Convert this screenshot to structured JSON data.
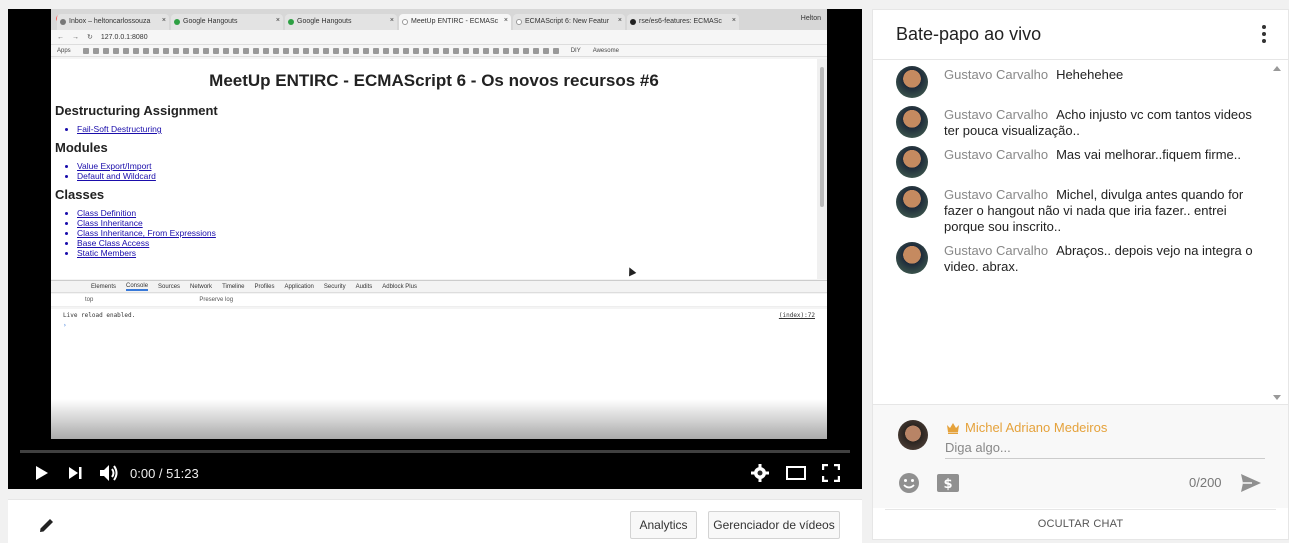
{
  "browser": {
    "tabs": [
      {
        "label": "Inbox – heltoncarlossouza",
        "active": false
      },
      {
        "label": "Google Hangouts",
        "active": false
      },
      {
        "label": "Google Hangouts",
        "active": false
      },
      {
        "label": "MeetUp ENTIRC - ECMASc",
        "active": true
      },
      {
        "label": "ECMAScript 6: New Featur",
        "active": false
      },
      {
        "label": "rse/es6-features: ECMASc",
        "active": false
      }
    ],
    "profile_name": "Helton",
    "url": "127.0.0.1:8080",
    "bookmarks": {
      "apps": "Apps",
      "diy": "DIY",
      "awesome": "Awesome"
    }
  },
  "page": {
    "title": "MeetUp ENTIRC - ECMAScript 6 - Os novos recursos #6",
    "sections": [
      {
        "heading": "Destructuring Assignment",
        "links": [
          "Fail-Soft Destructuring"
        ]
      },
      {
        "heading": "Modules",
        "links": [
          "Value Export/Import",
          "Default and Wildcard"
        ]
      },
      {
        "heading": "Classes",
        "links": [
          "Class Definition",
          "Class Inheritance",
          "Class Inheritance, From Expressions",
          "Base Class Access",
          "Static Members"
        ]
      }
    ]
  },
  "devtools": {
    "tabs": [
      "Elements",
      "Console",
      "Sources",
      "Network",
      "Timeline",
      "Profiles",
      "Application",
      "Security",
      "Audits",
      "Adblock Plus"
    ],
    "active_tab": "Console",
    "context": "top",
    "preserve_log": "Preserve log",
    "log_message": "Live reload enabled.",
    "log_ref": "(index):72",
    "prompt": "›"
  },
  "player": {
    "time": "0:00 / 51:23",
    "progress": 0.0
  },
  "below_player": {
    "analytics_label": "Analytics",
    "video_manager_label": "Gerenciador de vídeos"
  },
  "chat": {
    "title": "Bate-papo ao vivo",
    "messages": [
      {
        "author": "Gustavo Carvalho",
        "text": "Hehehehee"
      },
      {
        "author": "Gustavo Carvalho",
        "text": "Acho injusto vc com tantos videos ter pouca visualização.."
      },
      {
        "author": "Gustavo Carvalho",
        "text": "Mas vai melhorar..fiquem firme.."
      },
      {
        "author": "Gustavo Carvalho",
        "text": "Michel, divulga antes quando for fazer o hangout não vi nada que iria fazer.. entrei porque sou inscrito.."
      },
      {
        "author": "Gustavo Carvalho",
        "text": "Abraços.. depois vejo na integra o video. abrax."
      }
    ],
    "composer": {
      "user_name": "Michel Adriano Medeiros",
      "placeholder": "Diga algo...",
      "counter": "0/200"
    },
    "hide_label": "OCULTAR CHAT"
  },
  "colors": {
    "owner_name": "#e5a23b",
    "link": "#1a0dab",
    "player_bg": "#000000"
  }
}
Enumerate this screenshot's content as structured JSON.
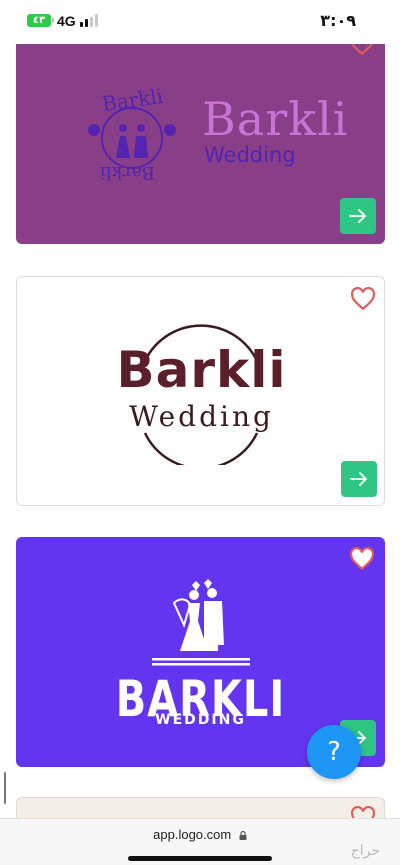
{
  "status_bar": {
    "battery": "٤٣",
    "network": "4G",
    "time": "٣:٠٩"
  },
  "cards": [
    {
      "logo_name": "Barkli",
      "logo_tagline": "Wedding",
      "seal_text": "Barkli",
      "seal_text_bottom": "Barkli",
      "background": "#883f88",
      "favorite_icon": "heart-outline-icon",
      "open_icon": "arrow-right-icon"
    },
    {
      "logo_name": "Barkli",
      "logo_tagline": "Wedding",
      "background": "#ffffff",
      "favorite_icon": "heart-outline-icon",
      "open_icon": "arrow-right-icon"
    },
    {
      "logo_name": "BARKLI",
      "logo_tagline": "WEDDING",
      "background": "#6435f0",
      "favorite_icon": "heart-outline-icon",
      "open_icon": "arrow-right-icon"
    },
    {
      "background": "#f3efe7",
      "favorite_icon": "heart-outline-icon"
    }
  ],
  "help_button": {
    "label": "?",
    "color": "#1e96f5"
  },
  "browser": {
    "url": "app.logo.com",
    "lock_icon": "lock-icon"
  },
  "watermark": "حراج",
  "colors": {
    "accent_green": "#2fc584",
    "heart": "#e05a5a"
  }
}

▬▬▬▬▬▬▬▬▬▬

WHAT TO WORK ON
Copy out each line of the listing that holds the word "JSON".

ANSWER SPACE
Convert this screenshot to structured JSON data.
Enumerate this screenshot's content as structured JSON.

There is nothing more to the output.